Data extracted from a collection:
══════════
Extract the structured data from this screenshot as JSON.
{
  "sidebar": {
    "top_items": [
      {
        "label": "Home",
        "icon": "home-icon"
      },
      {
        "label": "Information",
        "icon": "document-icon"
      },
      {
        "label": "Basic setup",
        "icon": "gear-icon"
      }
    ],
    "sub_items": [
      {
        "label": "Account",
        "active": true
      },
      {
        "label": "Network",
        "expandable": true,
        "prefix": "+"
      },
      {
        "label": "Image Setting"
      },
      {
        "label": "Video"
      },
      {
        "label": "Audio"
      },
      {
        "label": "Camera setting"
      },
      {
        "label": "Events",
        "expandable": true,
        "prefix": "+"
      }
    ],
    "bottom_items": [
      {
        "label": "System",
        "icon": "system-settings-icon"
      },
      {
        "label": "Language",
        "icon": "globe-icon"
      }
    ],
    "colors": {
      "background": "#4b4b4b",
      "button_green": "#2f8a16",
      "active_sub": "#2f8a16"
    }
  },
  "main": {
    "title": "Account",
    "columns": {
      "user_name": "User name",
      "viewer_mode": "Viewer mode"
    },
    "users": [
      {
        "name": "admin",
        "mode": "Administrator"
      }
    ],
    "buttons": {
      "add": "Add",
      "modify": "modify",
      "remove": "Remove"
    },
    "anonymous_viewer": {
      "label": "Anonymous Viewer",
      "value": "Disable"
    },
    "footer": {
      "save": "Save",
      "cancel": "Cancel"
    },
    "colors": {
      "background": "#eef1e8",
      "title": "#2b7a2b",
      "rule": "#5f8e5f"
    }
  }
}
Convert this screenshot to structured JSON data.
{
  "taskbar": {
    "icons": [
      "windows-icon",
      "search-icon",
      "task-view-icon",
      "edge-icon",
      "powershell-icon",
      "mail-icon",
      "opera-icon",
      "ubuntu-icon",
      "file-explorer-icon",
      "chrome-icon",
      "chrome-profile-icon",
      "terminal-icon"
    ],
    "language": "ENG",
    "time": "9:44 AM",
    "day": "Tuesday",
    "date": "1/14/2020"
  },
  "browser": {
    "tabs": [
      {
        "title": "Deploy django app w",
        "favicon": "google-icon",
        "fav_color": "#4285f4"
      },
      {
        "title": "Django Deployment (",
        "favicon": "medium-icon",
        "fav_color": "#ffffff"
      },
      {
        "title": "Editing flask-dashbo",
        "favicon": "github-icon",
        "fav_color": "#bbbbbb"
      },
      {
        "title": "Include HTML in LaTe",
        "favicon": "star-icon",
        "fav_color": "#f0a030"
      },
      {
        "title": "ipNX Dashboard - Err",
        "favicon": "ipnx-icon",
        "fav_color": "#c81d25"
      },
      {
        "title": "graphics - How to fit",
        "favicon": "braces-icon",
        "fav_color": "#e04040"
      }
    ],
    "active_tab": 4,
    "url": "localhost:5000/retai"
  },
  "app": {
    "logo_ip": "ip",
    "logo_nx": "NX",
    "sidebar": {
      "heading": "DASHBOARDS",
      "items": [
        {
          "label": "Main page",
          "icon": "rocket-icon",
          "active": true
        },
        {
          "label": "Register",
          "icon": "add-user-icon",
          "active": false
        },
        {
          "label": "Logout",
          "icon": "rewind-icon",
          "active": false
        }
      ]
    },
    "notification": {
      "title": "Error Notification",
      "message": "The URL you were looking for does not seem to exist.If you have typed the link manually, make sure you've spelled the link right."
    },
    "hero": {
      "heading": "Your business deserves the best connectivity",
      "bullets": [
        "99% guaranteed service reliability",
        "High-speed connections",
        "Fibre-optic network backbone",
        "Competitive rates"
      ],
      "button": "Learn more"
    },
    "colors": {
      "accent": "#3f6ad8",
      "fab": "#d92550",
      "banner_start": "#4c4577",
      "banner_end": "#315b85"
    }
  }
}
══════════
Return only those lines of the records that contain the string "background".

      "background": "#4b4b4b",
      "background": "#eef1e8",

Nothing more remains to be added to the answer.